Evolving techniques Fortification and Estufagem
The 18th century was very important for the history of Madeira Wine because, apart from the Methuen Agreement with Britain in 1703 (which lightened the taxes on the trade of English textiles and Portuguese wines), it introduced two technical developments which were vital to the ageing process and the improvement of the character of the wine produced on the island. Merchants had already noticed and acted on the fact that heat enhanced the quality of the wine and often resorted to back-loading: shipping the wine to the tropics and back again, thus producing ‘vinho da roda’ or ‘round trip wine’. Wines were kept on board, sometimes for years, and the product was a very sought after mellow Old Madeira.
Another technique which stabilised the wine was copied from Spanish Sherries and the continental Port Wine: fortification – which involves the addition of brandy to stop the fermentation process. Initially it was something of a trade secret and the stronger spirit was only added when the wine was shipped to guarantee the wine arrived in good conditions at its destination. Nowadays, the spirit used to stop fermentation is a regulated 96% natural wine spirit which is added to the wine when it has reached the desired degree of fermentation before the ageing process is to begin.
Apart from the round trip technique, there were many other ways of heating the wine on the island, from shelves next to sunny windows to provide bottles with plenty of sunshine, to warehouses with a glass roof where the casks would boil in the warmth, and even submerging the bottles in horse dung for a few months, all to emulate the heat of the sea voyages that boosted the character of the ‘vinho da roda’.
Estufagem only came into play much later, and the first recorded ‘estufa’ belonged to Pantaleão Fernandes in 1794. This process involved artificially heating the wine both day and night for a few months to emulate the round trip to the tropics, thus accelerating the ageing process and saving a lot of time and expenditure.
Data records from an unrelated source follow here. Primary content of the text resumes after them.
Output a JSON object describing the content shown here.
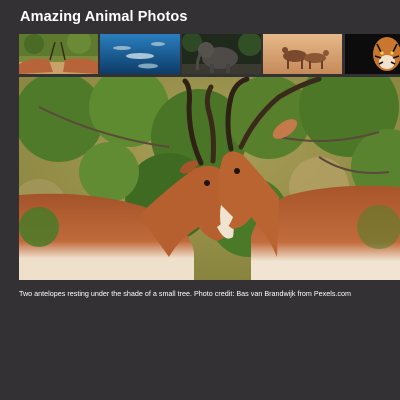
{
  "gallery": {
    "title": "Amazing Animal Photos",
    "thumbnails": [
      {
        "icon": "antelopes-thumbnail",
        "alt": "Two antelopes"
      },
      {
        "icon": "dolphins-thumbnail",
        "alt": "Dolphins underwater"
      },
      {
        "icon": "elephant-thumbnail",
        "alt": "Elephant"
      },
      {
        "icon": "horses-thumbnail",
        "alt": "Horses"
      },
      {
        "icon": "tiger-thumbnail",
        "alt": "Tiger"
      }
    ],
    "selected_index": 0,
    "caption": "Two antelopes resting under the shade of a small tree. Photo credit: Bas van Brandwijk from Pexels.com"
  },
  "colors": {
    "background": "#333133",
    "text": "#ffffff"
  }
}
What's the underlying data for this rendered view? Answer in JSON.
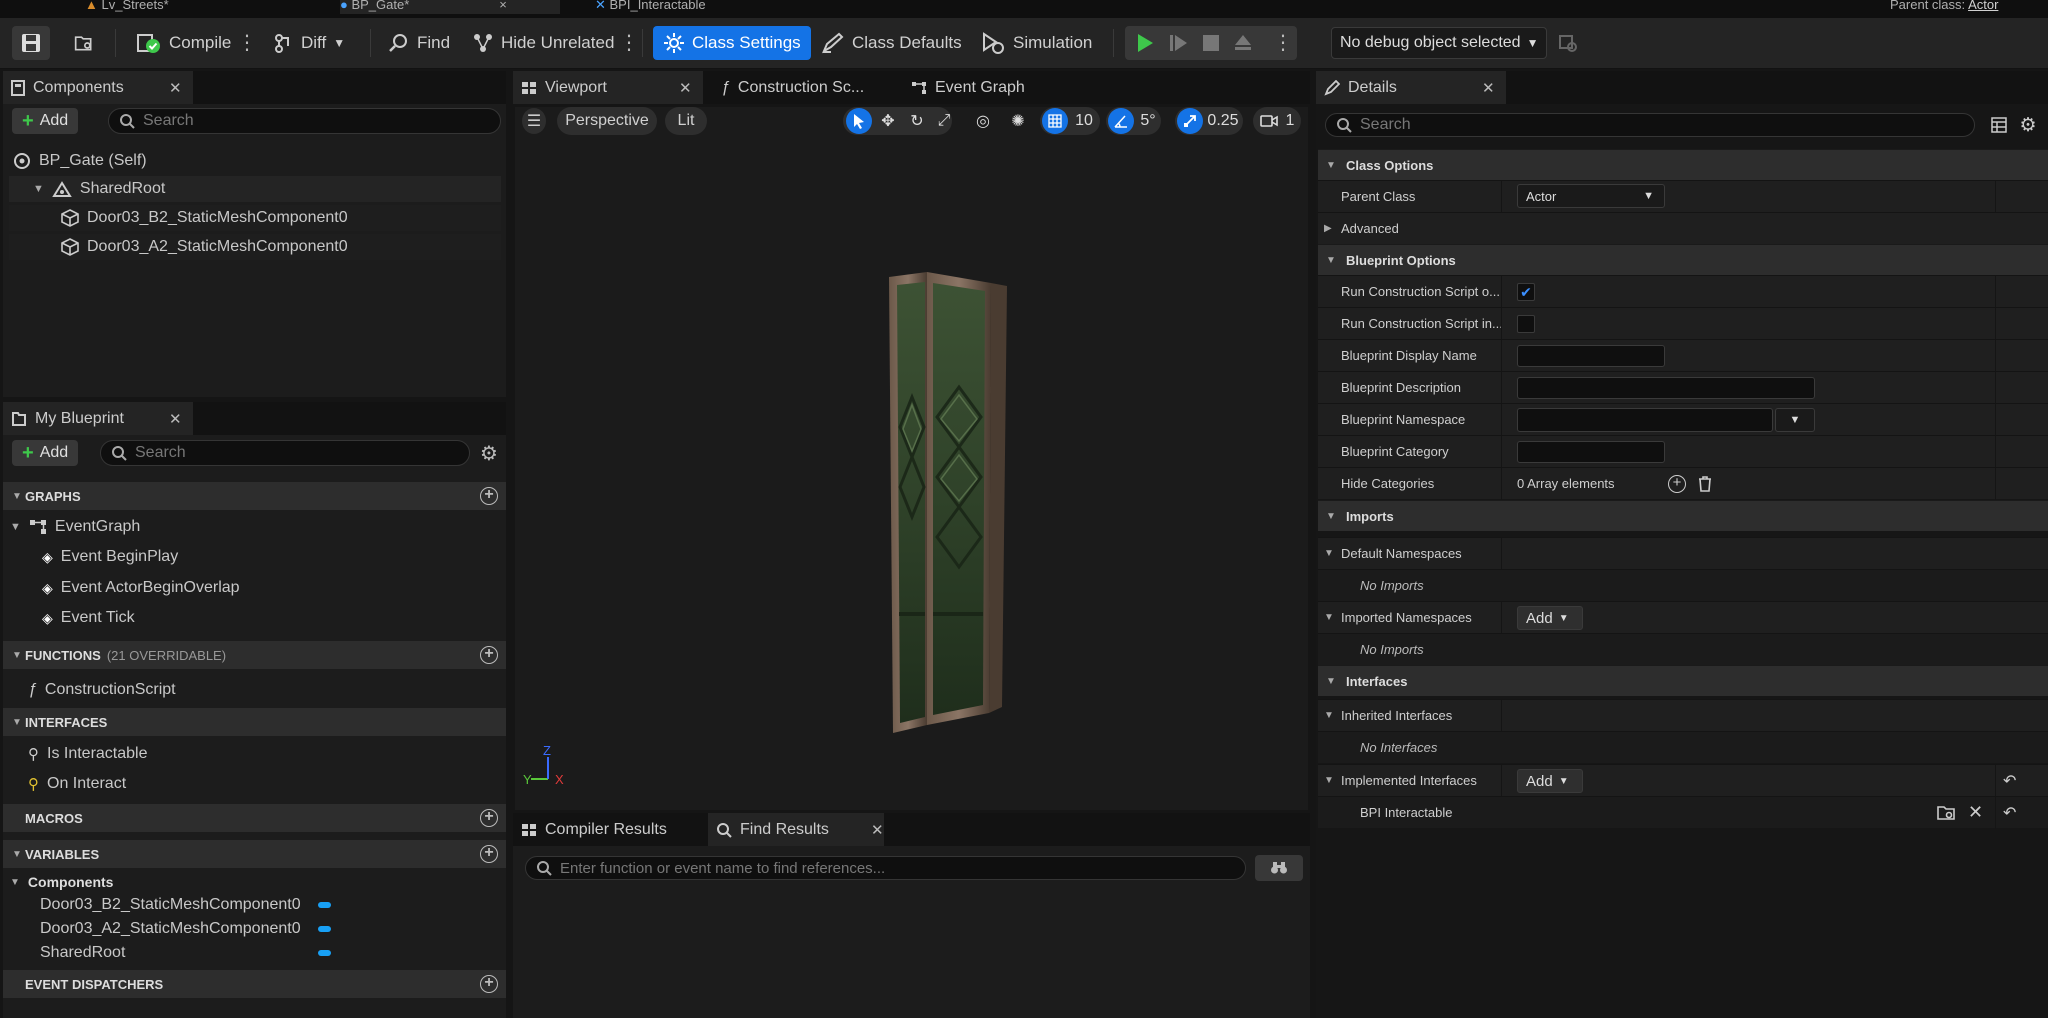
{
  "titlebar": {
    "tabs": [
      {
        "label": "Lv_Streets*"
      },
      {
        "label": "BP_Gate*"
      },
      {
        "label": "BPI_Interactable"
      }
    ],
    "parent_class_label": "Parent class:",
    "parent_class_value": "Actor"
  },
  "toolbar": {
    "compile": "Compile",
    "diff": "Diff",
    "find": "Find",
    "hide_unrelated": "Hide Unrelated",
    "class_settings": "Class Settings",
    "class_defaults": "Class Defaults",
    "simulation": "Simulation",
    "debug_object": "No debug object selected"
  },
  "components": {
    "tab": "Components",
    "add": "Add",
    "search_placeholder": "Search",
    "items": [
      {
        "label": "BP_Gate (Self)"
      },
      {
        "label": "SharedRoot"
      },
      {
        "label": "Door03_B2_StaticMeshComponent0"
      },
      {
        "label": "Door03_A2_StaticMeshComponent0"
      }
    ]
  },
  "my_blueprint": {
    "tab": "My Blueprint",
    "add": "Add",
    "search_placeholder": "Search",
    "graphs_header": "GRAPHS",
    "event_graph": "EventGraph",
    "events": [
      "Event BeginPlay",
      "Event ActorBeginOverlap",
      "Event Tick"
    ],
    "functions_header": "FUNCTIONS",
    "functions_note": "(21 OVERRIDABLE)",
    "functions": [
      "ConstructionScript"
    ],
    "interfaces_header": "INTERFACES",
    "interfaces": [
      "Is Interactable",
      "On Interact"
    ],
    "macros_header": "MACROS",
    "variables_header": "VARIABLES",
    "variables_category": "Components",
    "variables": [
      "Door03_B2_StaticMeshComponent0",
      "Door03_A2_StaticMeshComponent0",
      "SharedRoot"
    ],
    "dispatchers_header": "EVENT DISPATCHERS"
  },
  "center_tabs": {
    "viewport": "Viewport",
    "construction": "Construction Sc...",
    "event_graph": "Event Graph"
  },
  "viewport_bar": {
    "perspective": "Perspective",
    "lit": "Lit",
    "grid_value": "10",
    "angle_value": "5°",
    "scale_value": "0.25",
    "camera_value": "1"
  },
  "bottom_tabs": {
    "compiler_results": "Compiler Results",
    "find_results": "Find Results",
    "find_placeholder": "Enter function or event name to find references..."
  },
  "details": {
    "tab": "Details",
    "search_placeholder": "Search",
    "class_options": "Class Options",
    "parent_class_label": "Parent Class",
    "parent_class_value": "Actor",
    "advanced": "Advanced",
    "blueprint_options": "Blueprint Options",
    "run_cs_ondrag": "Run Construction Script o...",
    "run_cs_sequencer": "Run Construction Script in...",
    "display_name": "Blueprint Display Name",
    "description": "Blueprint Description",
    "namespace": "Blueprint Namespace",
    "category": "Blueprint Category",
    "hide_categories": "Hide Categories",
    "hide_categories_value": "0 Array elements",
    "imports": "Imports",
    "default_namespaces": "Default Namespaces",
    "no_imports": "No Imports",
    "imported_namespaces": "Imported Namespaces",
    "add": "Add",
    "interfaces": "Interfaces",
    "inherited_interfaces": "Inherited Interfaces",
    "no_interfaces": "No Interfaces",
    "implemented_interfaces": "Implemented Interfaces",
    "bpi_interactable": "BPI Interactable"
  },
  "colors": {
    "accent": "#1473e6",
    "play_green": "#3ec84b",
    "variable_pill": "#18a0f5"
  }
}
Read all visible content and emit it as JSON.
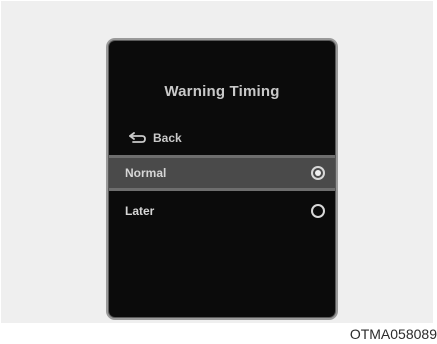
{
  "screen": {
    "title": "Warning Timing",
    "back": {
      "label": "Back",
      "icon": "back-arrow-icon"
    },
    "options": [
      {
        "label": "Normal",
        "selected": true
      },
      {
        "label": "Later",
        "selected": false
      }
    ]
  },
  "caption": "OTMA058089",
  "colors": {
    "screen_bg": "#0b0b0b",
    "highlight_bg": "#4a4a4a",
    "text": "#c9c9c9",
    "page_bg": "#efefef"
  }
}
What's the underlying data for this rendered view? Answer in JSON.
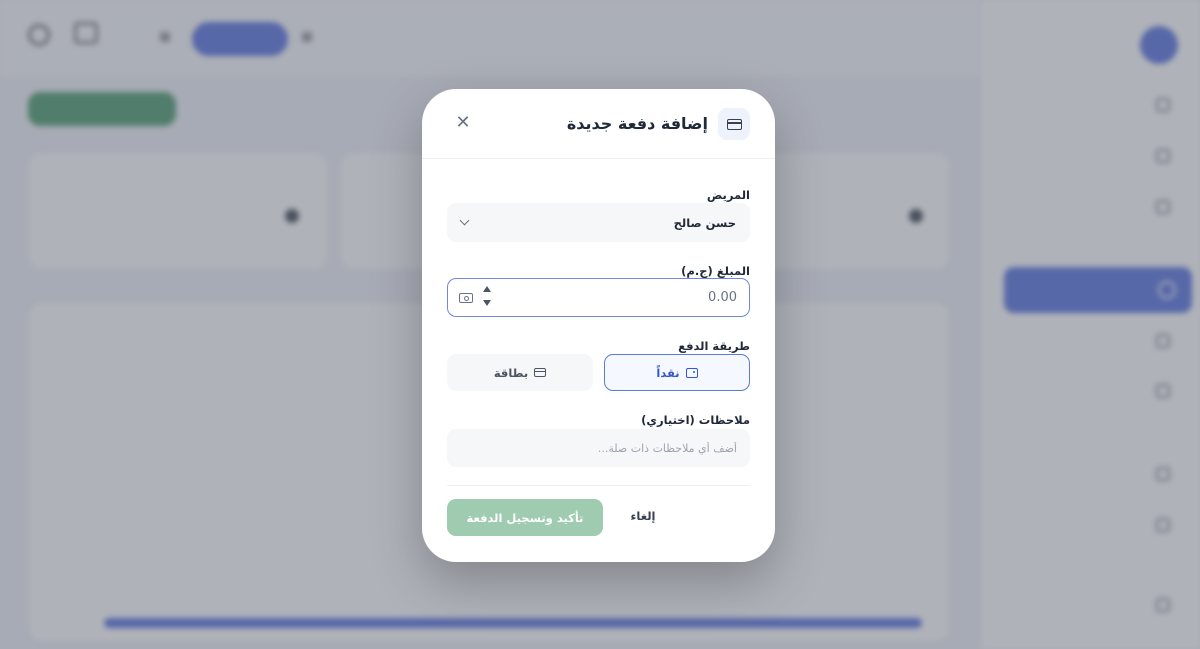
{
  "modal": {
    "title": "إضافة دفعة جديدة",
    "patient_label": "المريض",
    "patient_value": "حسن صالح",
    "amount_label": "المبلغ (ج.م)",
    "amount_value": "0.00",
    "payment_method_label": "طريقة الدفع",
    "payment_methods": [
      {
        "label": "نقداً",
        "selected": true
      },
      {
        "label": "بطاقة",
        "selected": false
      }
    ],
    "notes_label": "ملاحظات (اختياري)",
    "notes_placeholder": "أضف أي ملاحظات ذات صلة...",
    "confirm_label": "تأكيد وتسجيل الدفعة",
    "cancel_label": "إلغاء"
  },
  "colors": {
    "accent": "#3d5bd9",
    "confirm_button": "#9fcbb0",
    "overlay": "#6e7280"
  }
}
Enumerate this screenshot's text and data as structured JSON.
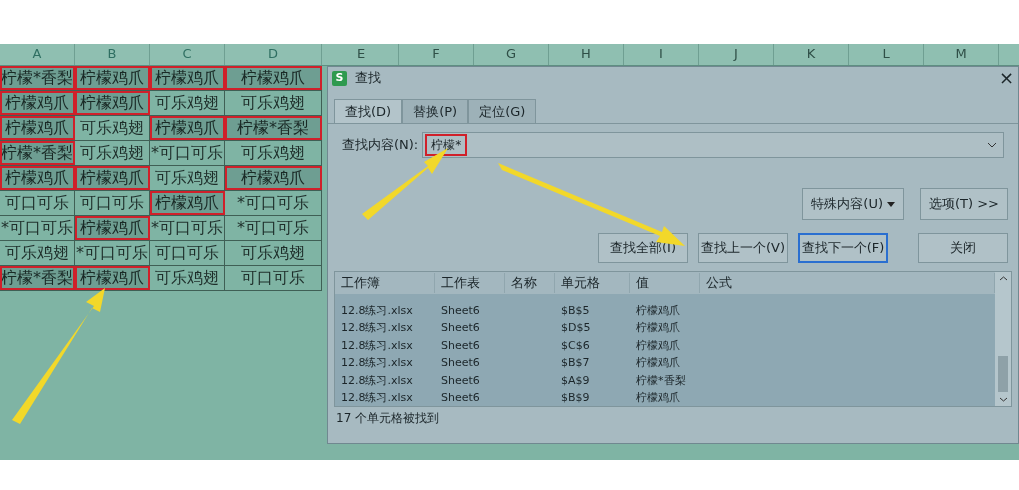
{
  "sheet": {
    "columns": [
      "A",
      "B",
      "C",
      "D"
    ],
    "more_columns": [
      "E",
      "F",
      "G",
      "H",
      "I",
      "J",
      "K",
      "L",
      "M"
    ],
    "rows": [
      [
        {
          "text": "柠檬*香梨",
          "matched": true
        },
        {
          "text": "柠檬鸡爪",
          "matched": true
        },
        {
          "text": "柠檬鸡爪",
          "matched": true
        },
        {
          "text": "柠檬鸡爪",
          "matched": true
        }
      ],
      [
        {
          "text": "柠檬鸡爪",
          "matched": true
        },
        {
          "text": "柠檬鸡爪",
          "matched": true
        },
        {
          "text": "可乐鸡翅",
          "matched": false
        },
        {
          "text": "可乐鸡翅",
          "matched": false
        }
      ],
      [
        {
          "text": "柠檬鸡爪",
          "matched": true
        },
        {
          "text": "可乐鸡翅",
          "matched": false
        },
        {
          "text": "柠檬鸡爪",
          "matched": true
        },
        {
          "text": "柠檬*香梨",
          "matched": true
        }
      ],
      [
        {
          "text": "柠檬*香梨",
          "matched": true
        },
        {
          "text": "可乐鸡翅",
          "matched": false
        },
        {
          "text": "*可口可乐",
          "matched": false
        },
        {
          "text": "可乐鸡翅",
          "matched": false
        }
      ],
      [
        {
          "text": "柠檬鸡爪",
          "matched": true
        },
        {
          "text": "柠檬鸡爪",
          "matched": true
        },
        {
          "text": "可乐鸡翅",
          "matched": false
        },
        {
          "text": "柠檬鸡爪",
          "matched": true
        }
      ],
      [
        {
          "text": "可口可乐",
          "matched": false
        },
        {
          "text": "可口可乐",
          "matched": false
        },
        {
          "text": "柠檬鸡爪",
          "matched": true
        },
        {
          "text": "*可口可乐",
          "matched": false
        }
      ],
      [
        {
          "text": "*可口可乐",
          "matched": false
        },
        {
          "text": "柠檬鸡爪",
          "matched": true
        },
        {
          "text": "*可口可乐",
          "matched": false
        },
        {
          "text": "*可口可乐",
          "matched": false
        }
      ],
      [
        {
          "text": "可乐鸡翅",
          "matched": false
        },
        {
          "text": "*可口可乐",
          "matched": false
        },
        {
          "text": "可口可乐",
          "matched": false
        },
        {
          "text": "可乐鸡翅",
          "matched": false
        }
      ],
      [
        {
          "text": "柠檬*香梨",
          "matched": true
        },
        {
          "text": "柠檬鸡爪",
          "matched": true
        },
        {
          "text": "可乐鸡翅",
          "matched": false
        },
        {
          "text": "可口可乐",
          "matched": false
        }
      ]
    ]
  },
  "dialog": {
    "app_icon": "S",
    "title": "查找",
    "close": "×",
    "tabs": [
      {
        "label": "查找(D)",
        "selected": true
      },
      {
        "label": "替换(P)",
        "selected": false
      },
      {
        "label": "定位(G)",
        "selected": false
      }
    ],
    "find_label": "查找内容(N):",
    "find_value": "柠檬*",
    "option_buttons": [
      {
        "label": "特殊内容(U)",
        "kind": "dropdown"
      },
      {
        "label": "选项(T) >>",
        "kind": "plain"
      }
    ],
    "buttons": [
      {
        "label": "查找全部(I)",
        "focused": false
      },
      {
        "label": "查找上一个(V)",
        "focused": false
      },
      {
        "label": "查找下一个(F)",
        "focused": true
      },
      {
        "label": "关闭",
        "focused": false
      }
    ],
    "results": {
      "columns": [
        "工作簿",
        "工作表",
        "名称",
        "单元格",
        "值",
        "公式"
      ],
      "rows": [
        [
          "12.8练习.xlsx",
          "Sheet6",
          "",
          "$B$5",
          "柠檬鸡爪",
          ""
        ],
        [
          "12.8练习.xlsx",
          "Sheet6",
          "",
          "$D$5",
          "柠檬鸡爪",
          ""
        ],
        [
          "12.8练习.xlsx",
          "Sheet6",
          "",
          "$C$6",
          "柠檬鸡爪",
          ""
        ],
        [
          "12.8练习.xlsx",
          "Sheet6",
          "",
          "$B$7",
          "柠檬鸡爪",
          ""
        ],
        [
          "12.8练习.xlsx",
          "Sheet6",
          "",
          "$A$9",
          "柠檬*香梨",
          ""
        ],
        [
          "12.8练习.xlsx",
          "Sheet6",
          "",
          "$B$9",
          "柠檬鸡爪",
          ""
        ]
      ]
    },
    "status": "17 个单元格被找到"
  }
}
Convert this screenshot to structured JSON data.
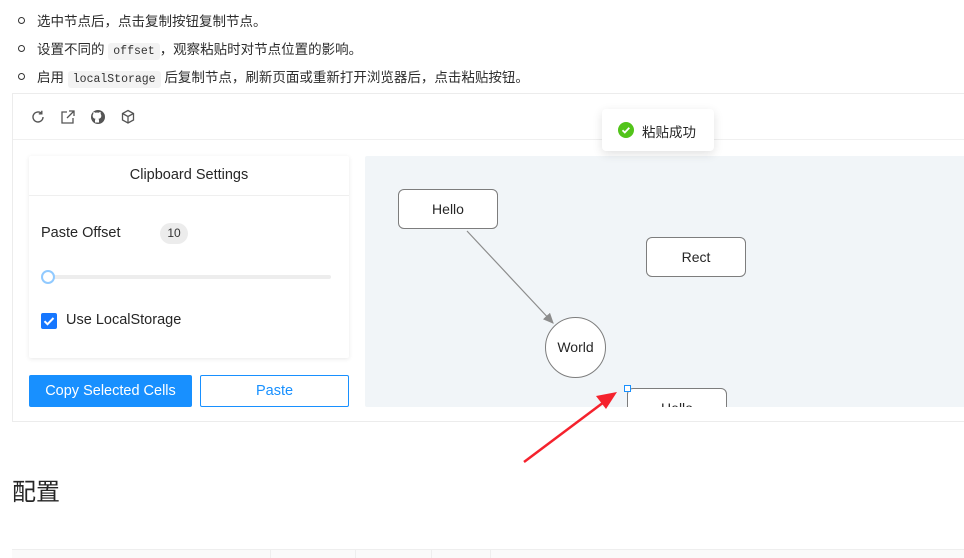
{
  "bullets": [
    {
      "before": "选中节点后，点击复制按钮复制节点。",
      "code": "",
      "after": ""
    },
    {
      "before": "设置不同的",
      "code": "offset",
      "after": "，观察粘贴时对节点位置的影响。"
    },
    {
      "before": "启用",
      "code": "localStorage",
      "after": "后复制节点，刷新页面或重新打开浏览器后，点击粘贴按钮。"
    }
  ],
  "toolbar": {
    "icons": [
      "refresh-icon",
      "open-external-icon",
      "github-icon",
      "codesandbox-icon"
    ]
  },
  "settings": {
    "title": "Clipboard Settings",
    "offset_label": "Paste Offset",
    "offset_value": "10",
    "slider_value": 0,
    "use_localstorage_label": "Use LocalStorage",
    "use_localstorage_checked": true
  },
  "buttons": {
    "copy_label": "Copy Selected Cells",
    "paste_label": "Paste"
  },
  "graph": {
    "nodes": [
      {
        "id": "hello",
        "label": "Hello",
        "shape": "rect"
      },
      {
        "id": "rect",
        "label": "Rect",
        "shape": "rect"
      },
      {
        "id": "world",
        "label": "World",
        "shape": "circle"
      },
      {
        "id": "hello-pasted",
        "label": "Hello",
        "shape": "rect"
      }
    ],
    "edges": [
      {
        "from": "hello",
        "to": "world"
      }
    ]
  },
  "toast": {
    "text": "粘贴成功",
    "status": "success"
  },
  "section": {
    "title": "配置"
  },
  "colors": {
    "primary": "#1890ff",
    "success": "#52c41a",
    "canvas_bg": "#f1f5f8",
    "annotation_arrow": "#f5222d"
  }
}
It took some time and a lot of burnt wine before the technique was perfected so that, according to John Leacock in 1800: “…the new Wine with three months Estufa imitates Wine of 4 & 5 years old….”.
These techniques were all important because merchants had to provide for the great demand for Old Madeira Wine in America and increasingly in England. Madeira Island was in the path of great trade routes and part of the triangular trade which involved Madeira, the New World and Britain. At the end of the 18th century Old Madeira was very fashionable in England, partly because of the return of English nationals after the American independence and due to how difficult it was to trade with France after the Revolution in 1789. The proof of the status that Old Madeira wine had gained in Britain is the fact that the London auctioneers, Christie’s, began selling these fine old wines in 1776.
Wine Tour Review
"Plenty of stops and generous amounts of food to try - don't have breakfast! Highly recommended."
JustJane1961 “Excellent way to discover the real Madeira”, 31st December 2015 - 5 star rating: Highly Recommended